A001196 N on X axis, base 4 digits 0,3 only
SEE ALSO
Math::PlanePath, Math::PlanePath::AlternatePaperMidpoint
Math::PlanePath::DragonCurve, Math::PlanePath::CCurve, Math::PlanePath::HIndexing, Math::PlanePath::ZOrderCurve
Math::NumSeq::GolayRudinShapiro, Math::NumSeq::GolayRudinShapiroCumulative
Michel Mendès France and G. Tenenbaum, "Dimension des Courbes Planes, Papiers Plies et Suites de RudinShapiro", Bulletin de la S.M.F., volume 109, 1981, pages 207215. http://www.numdam.org/item?id=BSMF_1981__109__207_0
HOME PAGE
http://user42.tuxfamily.org/mathplanepath/index.html
LICENSE
Copyright 2011, 2012, 2013, 2014, 2015, 2016, 2017 Kevin Ryde
This file is part of MathPlanePath.
MathPlanePath is free software; you can redistribute it and/or modify it under the terms of the GNU General Public License as published by the Free Software Foundation; either version 3, or (at your option) any later version.

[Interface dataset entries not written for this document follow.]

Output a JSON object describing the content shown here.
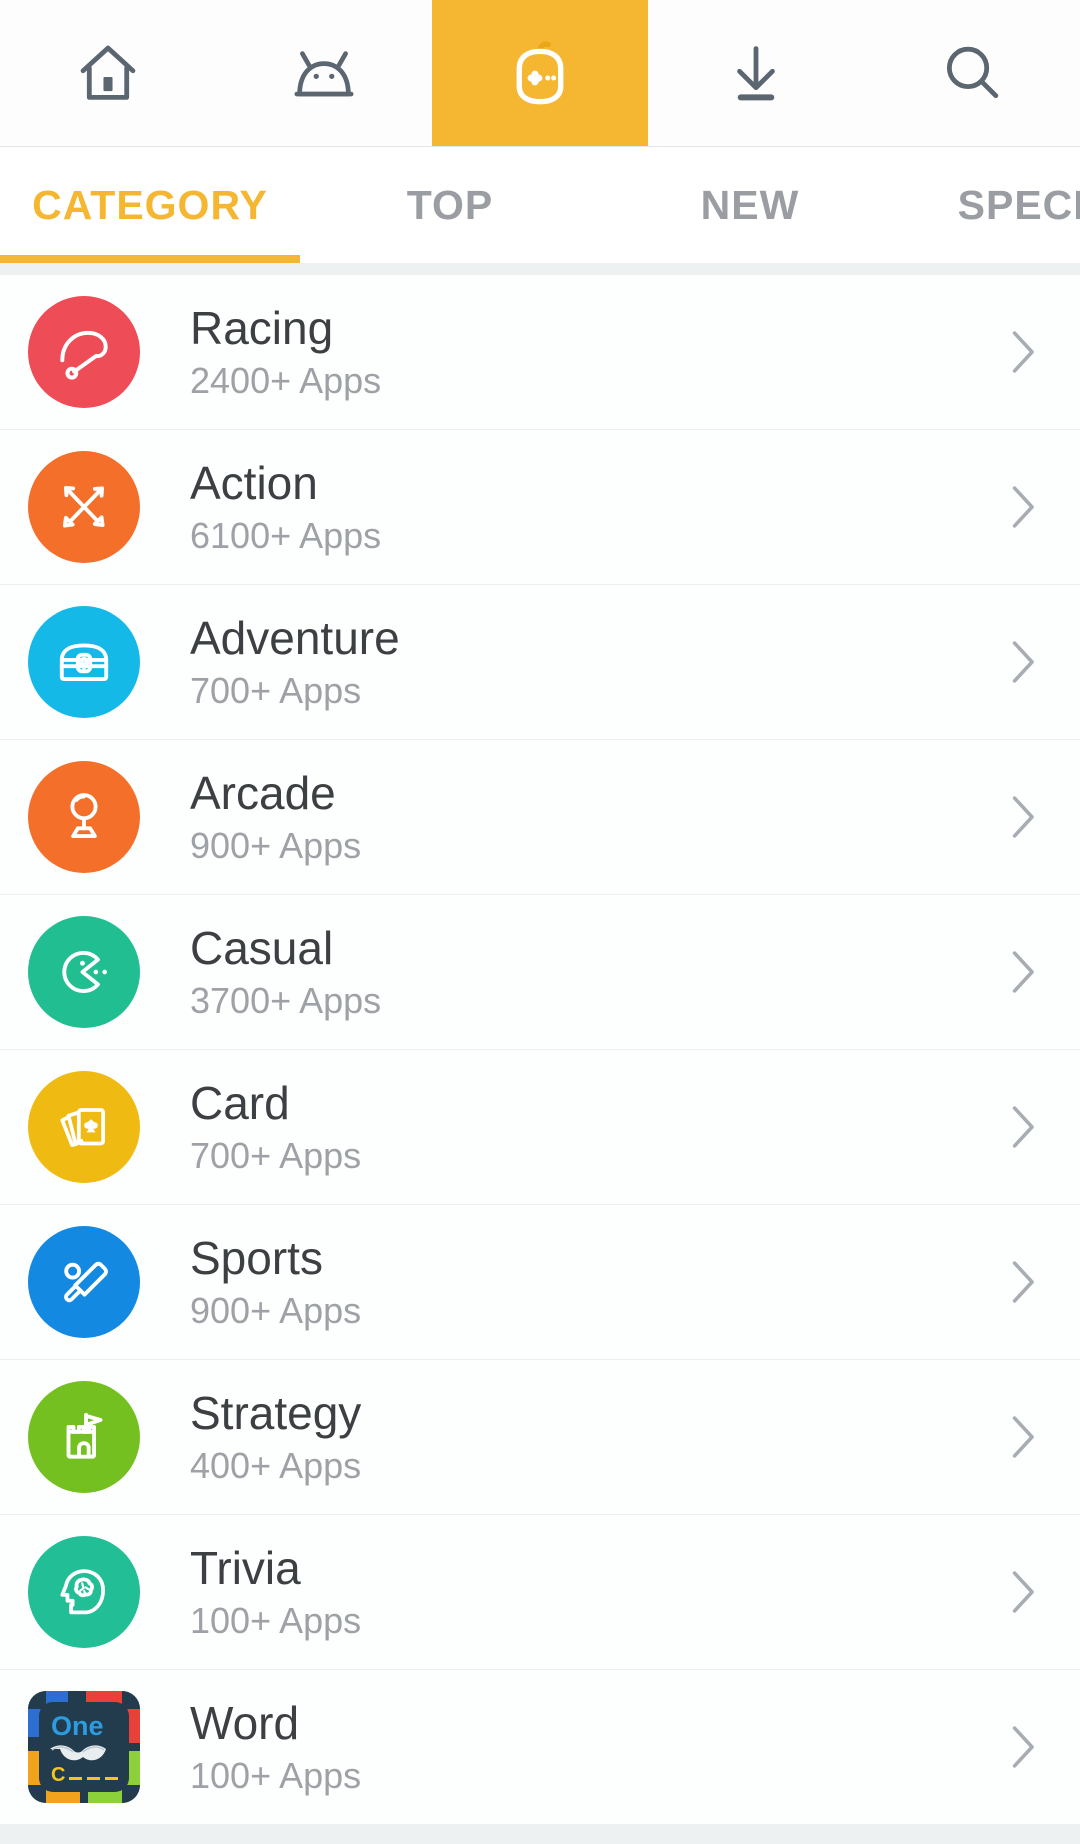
{
  "topbar": {
    "items": [
      {
        "name": "home",
        "icon": "home-icon",
        "active": false
      },
      {
        "name": "apps",
        "icon": "android-robot-icon",
        "active": false
      },
      {
        "name": "games",
        "icon": "game-controller-icon",
        "active": true
      },
      {
        "name": "downloads",
        "icon": "download-icon",
        "active": false
      },
      {
        "name": "search",
        "icon": "search-icon",
        "active": false
      }
    ],
    "accent_color": "#F5B731"
  },
  "tabs": {
    "items": [
      {
        "label": "CATEGORY",
        "active": true
      },
      {
        "label": "TOP",
        "active": false
      },
      {
        "label": "NEW",
        "active": false
      },
      {
        "label": "SPECIAL",
        "active": false
      }
    ],
    "active_color": "#F5B731",
    "inactive_color": "#9a9ea3"
  },
  "categories": [
    {
      "title": "Racing",
      "count": "2400+ Apps",
      "icon": "speedometer-icon",
      "color": "#EE4C56",
      "shape": "circle"
    },
    {
      "title": "Action",
      "count": "6100+ Apps",
      "icon": "crossed-swords-icon",
      "color": "#F4702A",
      "shape": "circle"
    },
    {
      "title": "Adventure",
      "count": "700+ Apps",
      "icon": "treasure-chest-icon",
      "color": "#15B9E8",
      "shape": "circle"
    },
    {
      "title": "Arcade",
      "count": "900+ Apps",
      "icon": "joystick-icon",
      "color": "#F4702A",
      "shape": "circle"
    },
    {
      "title": "Casual",
      "count": "3700+ Apps",
      "icon": "pacman-icon",
      "color": "#21BE92",
      "shape": "circle"
    },
    {
      "title": "Card",
      "count": "700+ Apps",
      "icon": "playing-cards-icon",
      "color": "#EFBB13",
      "shape": "circle"
    },
    {
      "title": "Sports",
      "count": "900+ Apps",
      "icon": "cricket-bat-icon",
      "color": "#1489E2",
      "shape": "circle"
    },
    {
      "title": "Strategy",
      "count": "400+ Apps",
      "icon": "castle-flag-icon",
      "color": "#74C020",
      "shape": "circle"
    },
    {
      "title": "Trivia",
      "count": "100+ Apps",
      "icon": "brain-head-icon",
      "color": "#22BE95",
      "shape": "circle"
    },
    {
      "title": "Word",
      "count": "100+ Apps",
      "icon": "one-mustache-app-icon",
      "color": "#223B4D",
      "shape": "square"
    }
  ],
  "chevron": "chevron-right-icon"
}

MathPlanePath is distributed in the hope that it will be useful, but WITHOUT ANY WARRANTY; without even the implied warranty of MERCHANTABILITY or FITNESS FOR A PARTICULAR PURPOSE. See the GNU General Public License for more details.
You should have received a copy of the GNU General Public License along with MathPlanePath. If not, see <http://www.gnu.org/licenses/>.